Kate H. Gamble, Senior Editor
Researchers from the University of Arizona College of Pharmacy are collaborating with other organizations to launch 2 online tools to help health care professionals access, understand, and apply comparative effectiveness research (CER) evidence in clinical practice.
The tools, which are developed for quick and easy access, include a comprehensive glossary of CER terms and an interactive table of CER documents to help users quickly locate relevant, medication-related evidence syntheses and comparative evidence. The tools can be accessed at this site
by clicking on the links “CER Glossary” and “Link to CER Documents” both of which are located on the bottom left side.
Comparative effectiveness research provides evidence from studies comparing the effectiveness, benefits, and harmful effects of different treatment options, including drugs, medical devices, diagnostics, surgeries and healthcare delivery methods. CER is real-world research that helps clinicians and patients decide the best therapeutic choice for each individual circumstance. Pharmacists and physicians generally have not encountered CER methods in their clinical training, nor have they learned where to find CER evidence efficiently.

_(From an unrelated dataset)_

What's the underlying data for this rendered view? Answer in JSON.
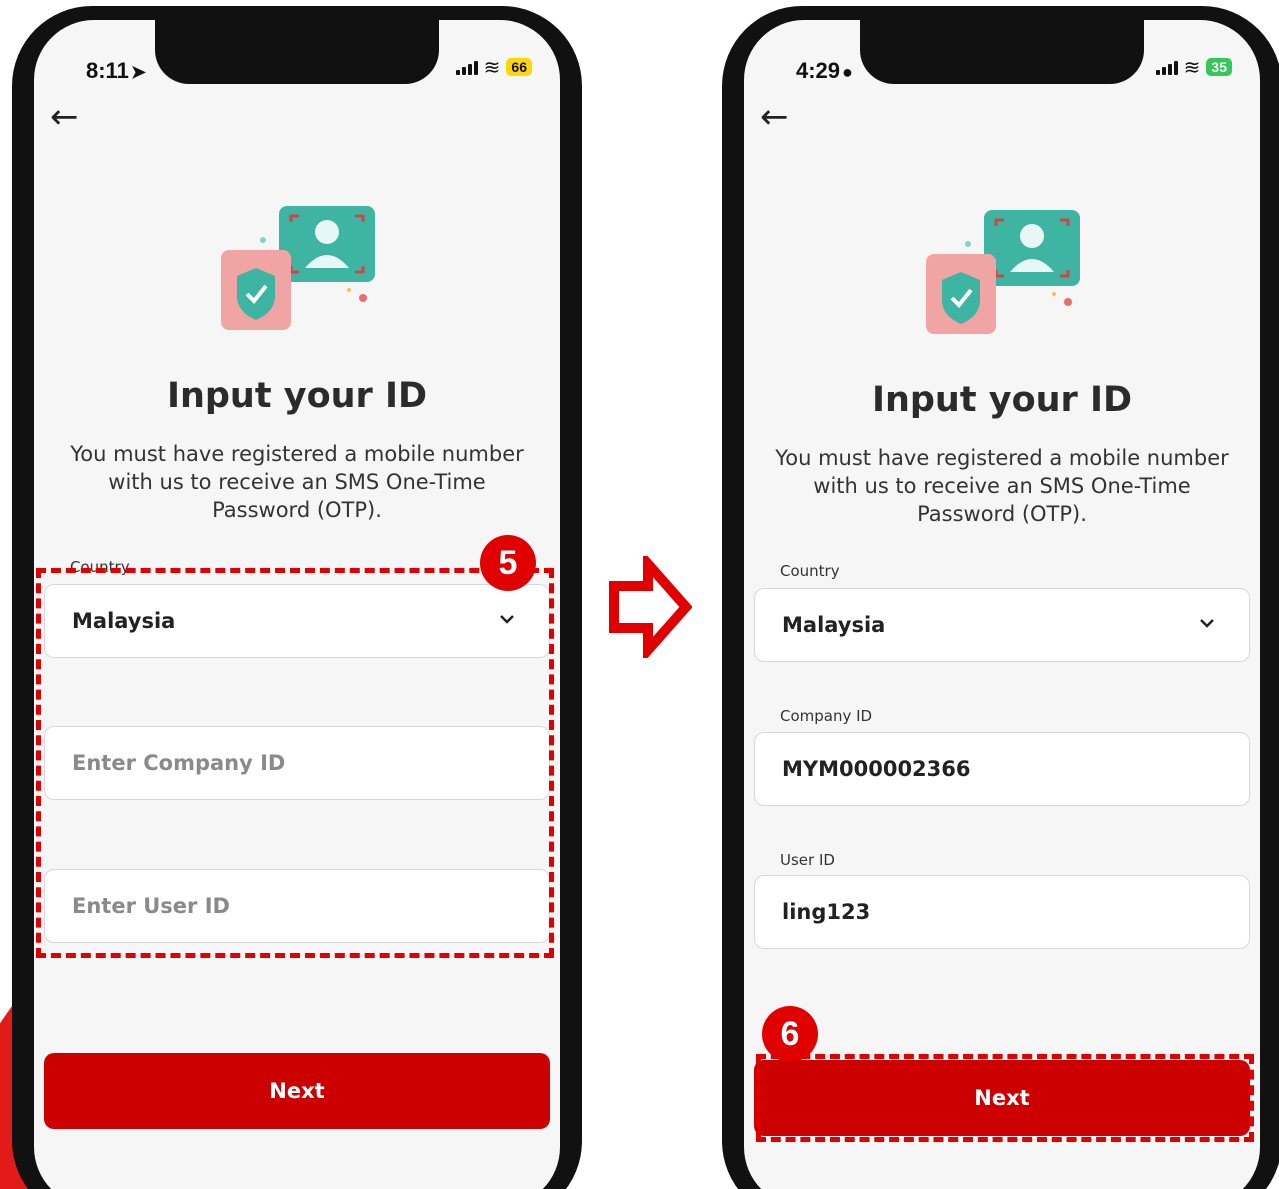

Daniel Malone, PhD, professor in the Department of Pharmacy Practice and Science at the UA College of Pharmacy, heads the project, which is funded by the Agency for Healthcare Research and Quality (AHRQ). The aim of the initiative is to make pharmacists and physicians who serve on or support pharmacy and therapeutics committees aware of this evidence and to facilitate its use in making drug policy decisions. The information is expected to be helpful to a broad spectrum of health care professionals.

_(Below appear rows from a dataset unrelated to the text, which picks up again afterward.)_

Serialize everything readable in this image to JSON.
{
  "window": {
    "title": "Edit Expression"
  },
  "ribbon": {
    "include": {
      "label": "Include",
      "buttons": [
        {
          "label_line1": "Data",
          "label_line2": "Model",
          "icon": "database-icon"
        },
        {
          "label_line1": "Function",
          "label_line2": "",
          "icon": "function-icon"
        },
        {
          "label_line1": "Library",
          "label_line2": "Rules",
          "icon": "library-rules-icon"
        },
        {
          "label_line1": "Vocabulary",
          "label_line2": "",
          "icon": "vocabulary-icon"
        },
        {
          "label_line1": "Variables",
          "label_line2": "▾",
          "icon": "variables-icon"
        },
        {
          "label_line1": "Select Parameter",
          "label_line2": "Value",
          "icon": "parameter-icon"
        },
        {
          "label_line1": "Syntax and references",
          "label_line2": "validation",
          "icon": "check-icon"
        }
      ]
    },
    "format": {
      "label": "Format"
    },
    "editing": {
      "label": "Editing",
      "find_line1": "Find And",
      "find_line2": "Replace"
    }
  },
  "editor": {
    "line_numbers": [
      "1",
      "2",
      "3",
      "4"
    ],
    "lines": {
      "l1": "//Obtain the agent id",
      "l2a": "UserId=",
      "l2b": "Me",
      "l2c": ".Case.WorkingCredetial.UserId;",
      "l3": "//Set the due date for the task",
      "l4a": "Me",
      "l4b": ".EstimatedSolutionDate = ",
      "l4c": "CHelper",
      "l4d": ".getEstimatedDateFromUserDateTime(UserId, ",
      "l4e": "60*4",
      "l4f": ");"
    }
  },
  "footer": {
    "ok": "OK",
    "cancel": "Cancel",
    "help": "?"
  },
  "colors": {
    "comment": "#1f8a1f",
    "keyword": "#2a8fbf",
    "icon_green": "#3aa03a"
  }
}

In addition to the online tools, the research team developed a 4-hour, live educational program for health care professionals who serve on or support pharmacy and therapeutics committees. The CER program will be offered as a free, preconference workshop at the Academy of Managed Care Pharmacy Fall Meeting in Atlanta on October 19, and at the American Society of Health-System Pharmacists Research and Education Foundation Midyear Meeting in New Orleans on December 4. Program participants will receive 3.5 hours of CE/CME credit.
“These materials can be time-savers for pharmacists and physicians as they implement drug use management techniques,” said Malone. “The educational program will provide attendees with hands-on experience on CER evidence and will provide tools that are readily accessible through our website.”
For more information about the online tools and to learn more about attending an upcoming comparative effectiveness research workshop, click here